** Data excerpts follows **
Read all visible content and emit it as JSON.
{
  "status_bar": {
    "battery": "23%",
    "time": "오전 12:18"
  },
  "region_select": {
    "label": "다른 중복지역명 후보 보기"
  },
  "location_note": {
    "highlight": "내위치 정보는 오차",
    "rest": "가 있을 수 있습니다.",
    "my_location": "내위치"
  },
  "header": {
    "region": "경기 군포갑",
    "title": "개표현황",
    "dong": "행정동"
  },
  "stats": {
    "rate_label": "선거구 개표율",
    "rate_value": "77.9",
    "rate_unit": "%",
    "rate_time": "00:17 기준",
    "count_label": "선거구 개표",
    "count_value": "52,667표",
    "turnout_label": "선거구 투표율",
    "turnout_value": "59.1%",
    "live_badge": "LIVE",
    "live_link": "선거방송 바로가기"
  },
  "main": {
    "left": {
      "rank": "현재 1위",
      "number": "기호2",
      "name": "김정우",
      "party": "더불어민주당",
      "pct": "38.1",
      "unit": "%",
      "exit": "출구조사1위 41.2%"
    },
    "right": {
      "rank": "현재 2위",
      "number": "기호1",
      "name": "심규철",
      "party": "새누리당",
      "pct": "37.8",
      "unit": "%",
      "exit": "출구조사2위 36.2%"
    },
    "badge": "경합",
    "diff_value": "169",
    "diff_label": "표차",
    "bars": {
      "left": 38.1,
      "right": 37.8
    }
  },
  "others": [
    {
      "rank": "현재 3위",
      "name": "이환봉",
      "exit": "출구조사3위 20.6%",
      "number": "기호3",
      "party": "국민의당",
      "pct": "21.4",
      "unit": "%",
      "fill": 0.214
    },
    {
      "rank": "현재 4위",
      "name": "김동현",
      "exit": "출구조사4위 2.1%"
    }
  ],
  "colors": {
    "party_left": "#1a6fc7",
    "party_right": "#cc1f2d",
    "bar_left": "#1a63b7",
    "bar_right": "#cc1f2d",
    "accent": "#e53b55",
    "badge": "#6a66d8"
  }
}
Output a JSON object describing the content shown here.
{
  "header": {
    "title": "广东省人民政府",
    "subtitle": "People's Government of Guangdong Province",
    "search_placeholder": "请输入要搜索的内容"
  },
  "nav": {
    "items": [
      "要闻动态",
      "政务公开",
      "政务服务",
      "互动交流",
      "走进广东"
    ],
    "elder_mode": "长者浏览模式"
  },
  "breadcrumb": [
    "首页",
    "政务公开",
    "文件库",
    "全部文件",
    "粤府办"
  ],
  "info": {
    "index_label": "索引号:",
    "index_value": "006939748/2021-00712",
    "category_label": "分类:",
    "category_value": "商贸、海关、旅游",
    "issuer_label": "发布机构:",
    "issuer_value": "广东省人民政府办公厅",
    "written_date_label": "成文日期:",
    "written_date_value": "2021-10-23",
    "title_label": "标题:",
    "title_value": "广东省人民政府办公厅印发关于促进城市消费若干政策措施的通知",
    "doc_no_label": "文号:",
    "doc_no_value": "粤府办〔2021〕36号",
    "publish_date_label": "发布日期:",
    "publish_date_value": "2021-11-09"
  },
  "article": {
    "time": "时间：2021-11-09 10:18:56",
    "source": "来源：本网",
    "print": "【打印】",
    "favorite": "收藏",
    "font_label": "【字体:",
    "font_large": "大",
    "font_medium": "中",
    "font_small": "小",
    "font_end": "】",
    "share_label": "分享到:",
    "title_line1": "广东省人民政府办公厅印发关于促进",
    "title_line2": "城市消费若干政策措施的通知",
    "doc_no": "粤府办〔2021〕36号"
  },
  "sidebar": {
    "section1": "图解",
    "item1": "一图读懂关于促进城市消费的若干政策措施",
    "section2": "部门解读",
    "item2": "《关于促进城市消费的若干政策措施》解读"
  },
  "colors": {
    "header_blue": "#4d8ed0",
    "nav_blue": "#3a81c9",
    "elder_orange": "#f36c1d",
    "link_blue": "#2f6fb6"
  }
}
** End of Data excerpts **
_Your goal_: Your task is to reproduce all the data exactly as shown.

_Answer to this task_:
Read all visible content and emit it as JSON.
{
  "status_bar": {
    "battery": "23%",
    "time": "오전 12:18"
  },
  "region_select": {
    "label": "다른 중복지역명 후보 보기"
  },
  "location_note": {
    "highlight": "내위치 정보는 오차",
    "rest": "가 있을 수 있습니다.",
    "my_location": "내위치"
  },
  "header": {
    "region": "경기 군포갑",
    "title": "개표현황",
    "dong": "행정동"
  },
  "stats": {
    "rate_label": "선거구 개표율",
    "rate_value": "77.9",
    "rate_unit": "%",
    "rate_time": "00:17 기준",
    "count_label": "선거구 개표",
    "count_value": "52,667표",
    "turnout_label": "선거구 투표율",
    "turnout_value": "59.1%",
    "live_badge": "LIVE",
    "live_link": "선거방송 바로가기"
  },
  "main": {
    "left": {
      "rank": "현재 1위",
      "number": "기호2",
      "name": "김정우",
      "party": "더불어민주당",
      "pct": "38.1",
      "unit": "%",
      "exit": "출구조사1위 41.2%"
    },
    "right": {
      "rank": "현재 2위",
      "number": "기호1",
      "name": "심규철",
      "party": "새누리당",
      "pct": "37.8",
      "unit": "%",
      "exit": "출구조사2위 36.2%"
    },
    "badge": "경합",
    "diff_value": "169",
    "diff_label": "표차",
    "bars": {
      "left": 38.1,
      "right": 37.8
    }
  },
  "others": [
    {
      "rank": "현재 3위",
      "name": "이환봉",
      "exit": "출구조사3위 20.6%",
      "number": "기호3",
      "party": "국민의당",
      "pct": "21.4",
      "unit": "%",
      "fill": 0.214
    },
    {
      "rank": "현재 4위",
      "name": "김동현",
      "exit": "출구조사4위 2.1%"
    }
  ],
  "colors": {
    "party_left": "#1a6fc7",
    "party_right": "#cc1f2d",
    "bar_left": "#1a63b7",
    "bar_right": "#cc1f2d",
    "accent": "#e53b55",
    "badge": "#6a66d8"
  }
}
Output a JSON object describing the content shown here.
{
  "header": {
    "title": "广东省人民政府",
    "subtitle": "People's Government of Guangdong Province",
    "search_placeholder": "请输入要搜索的内容"
  },
  "nav": {
    "items": [
      "要闻动态",
      "政务公开",
      "政务服务",
      "互动交流",
      "走进广东"
    ],
    "elder_mode": "长者浏览模式"
  },
  "breadcrumb": [
    "首页",
    "政务公开",
    "文件库",
    "全部文件",
    "粤府办"
  ],
  "info": {
    "index_label": "索引号:",
    "index_value": "006939748/2021-00712",
    "category_label": "分类:",
    "category_value": "商贸、海关、旅游",
    "issuer_label": "发布机构:",
    "issuer_value": "广东省人民政府办公厅",
    "written_date_label": "成文日期:",
    "written_date_value": "2021-10-23",
    "title_label": "标题:",
    "title_value": "广东省人民政府办公厅印发关于促进城市消费若干政策措施的通知",
    "doc_no_label": "文号:",
    "doc_no_value": "粤府办〔2021〕36号",
    "publish_date_label": "发布日期:",
    "publish_date_value": "2021-11-09"
  },
  "article": {
    "time": "时间：2021-11-09 10:18:56",
    "source": "来源：本网",
    "print": "【打印】",
    "favorite": "收藏",
    "font_label": "【字体:",
    "font_large": "大",
    "font_medium": "中",
    "font_small": "小",
    "font_end": "】",
    "share_label": "分享到:",
    "title_line1": "广东省人民政府办公厅印发关于促进",
    "title_line2": "城市消费若干政策措施的通知",
    "doc_no": "粤府办〔2021〕36号"
  },
  "sidebar": {
    "section1": "图解",
    "item1": "一图读懂关于促进城市消费的若干政策措施",
    "section2": "部门解读",
    "item2": "《关于促进城市消费的若干政策措施》解读"
  },
  "colors": {
    "header_blue": "#4d8ed0",
    "nav_blue": "#3a81c9",
    "elder_orange": "#f36c1d",
    "link_blue": "#2f6fb6"
  }
}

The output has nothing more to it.